Stefano has complete faith in his GPS navigator. So do I, normally…even though on a couple of occasions in the UK we’d somehow ended up in a cow field (I kid you not) instead of our B&B. But that’s another story and, to be fair, we haven’t yet had a problem with the super new GPS system.
Yesterday, though, I could tell something just wasn’t right. My friend Ben had dictated meticulous “how to get here” instructions to me over the phone, and I had double-checked them via Google maps. To be triple sure, I’d also printed the driving directions I’d found on the (rented) villa’s website, which even provided photos of various landmarks, such as the gas station where we were supposed to turn right and so on. No way we could get lost, I thought.
According to my directions, we were supposed to get off the highway upon reaching the city of Lucca, about an hour’s drive from Florence, but Stefano’s navigator wanted us to keep driving toward Pisa. Then it directed us to get onto another highway, this time heading north, towards the port city of Genoa.
At that point, I piped up and said: “I think we’ve made a mistake. We’re going towards the sea, but we should be heading toward the Apennine mountains, based on what Ben told me.”
Stefano snorted with contempt and replied: “Don’t worry. I told the navigator to give us the fastest route, not necessarily the shortest.”
We kept going towards Genoa.
We finally got off the highway and began slowly climbing up the side of a mountain…one of those incredibly narrow winding bendy curvy roads that I’ve experienced only in Italy and that really shouldn’t be a two-way road at all. But this one was. Of course. Yikes.
And we finally (and safely!) reached our, er, destination. Now, I don’t remember the exact name of the town…It began with a “T,” so let’s just call it Torciglione. Well, Torciglione turned out to be no more than a few houses clinging to the side of the mountain. We stopped in what I suppose was the main square, barely wider than the narrow road, and I asked a man if he could direct us to the villa. After glancing at my printed instructions, he exclaimed: “Oh no, you’re in the WRONG Torciglione! The Torciglione you’re looking for is on the OTHER SIDE OF THE MOUNTAIN.”
I didn’t dare look over at Stefano.
Stefano turned the car around (managing somehow not to dive off the cliff), and we went slowly back down the mountain, retracing our steps to Lucca.
I tried to restrain myself, I really did, honest!, but it was no use. It began as a stifled giggle. Then guffaws. Finally tears began streaming down my face. Stefano kept driving, looking fierce, the “don’t talk to me or I’ll bite your head off and spit it out the car window” type of fierce.

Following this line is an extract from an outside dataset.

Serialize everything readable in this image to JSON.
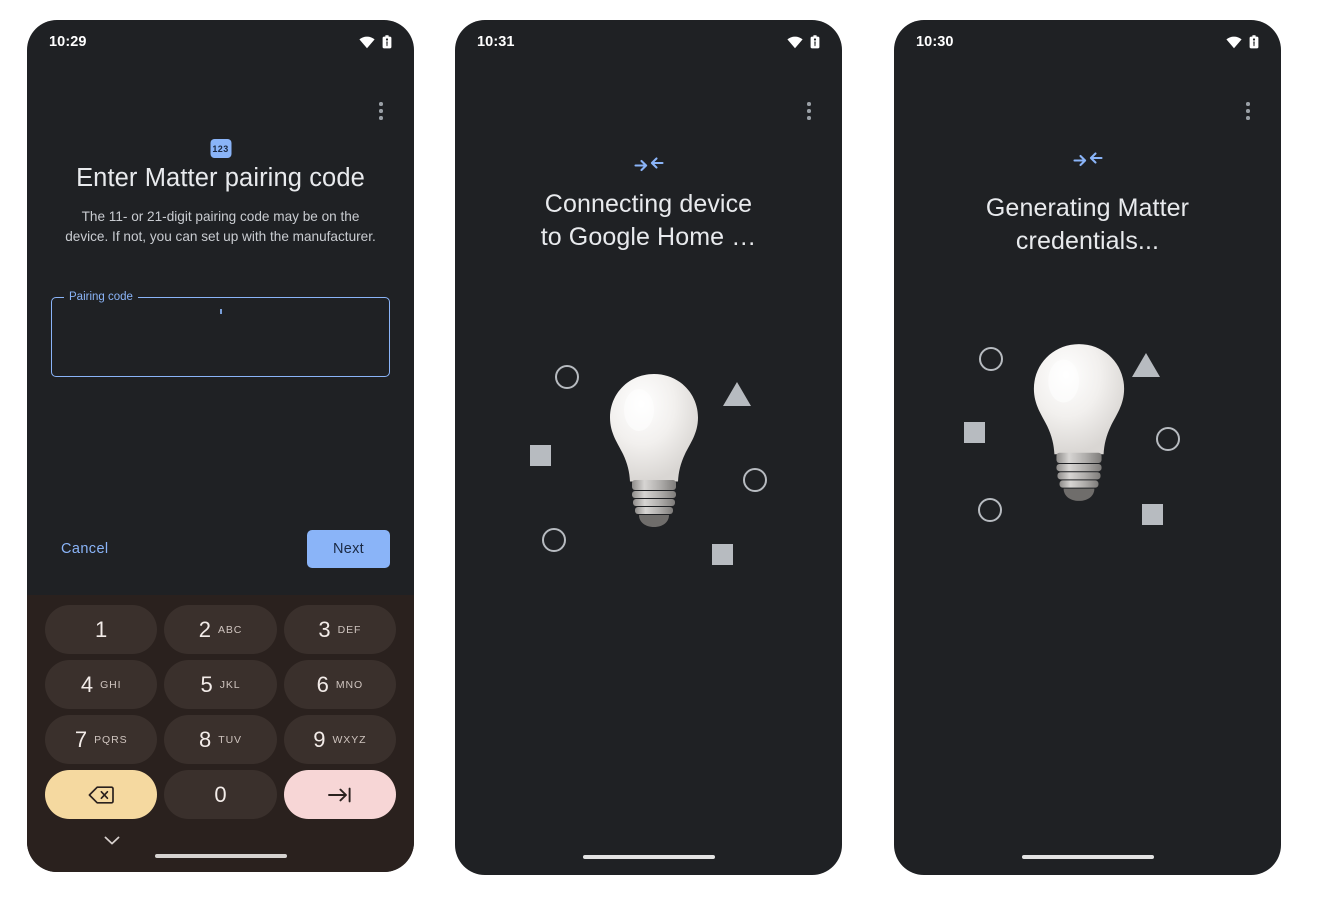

Finally I managed to sputter: “Well, if we ever need to return to Torciglione no. 1, at lllllleast…at least now we know THE FFFF….FFFFASTEST RRRROUUUUUTTTTTEEEEE…” And then I let it all out. I just howled with laughter, all doubled over, clutching my sides. Stefano ended up laughing, too.
How odd, though, to find TWO towns with the SAME name in the SAME area…a mere 20-25 minute drive from each other. Yep, verrrry odd.
Anyway, we finally got to the right Torciglione…and the right villa. After hugging and kissing (and being introduced to various family members), Ben, Stefano and I headed up to the salt-water swimming pool, located on the top of a hill covered by a gorgeous olive grove…surrounded by lovely views of the Apennines (my photo doesn’t do justice to the view, but I was too distracted and didn’t even think about taking more decent photos). Stunning, absolutely stunning. We jumped into the pool, ahhhh blissssss!, and stayed there until it was time for us to leave, catching up and chatting non-stop.
An absolutely spectacular day…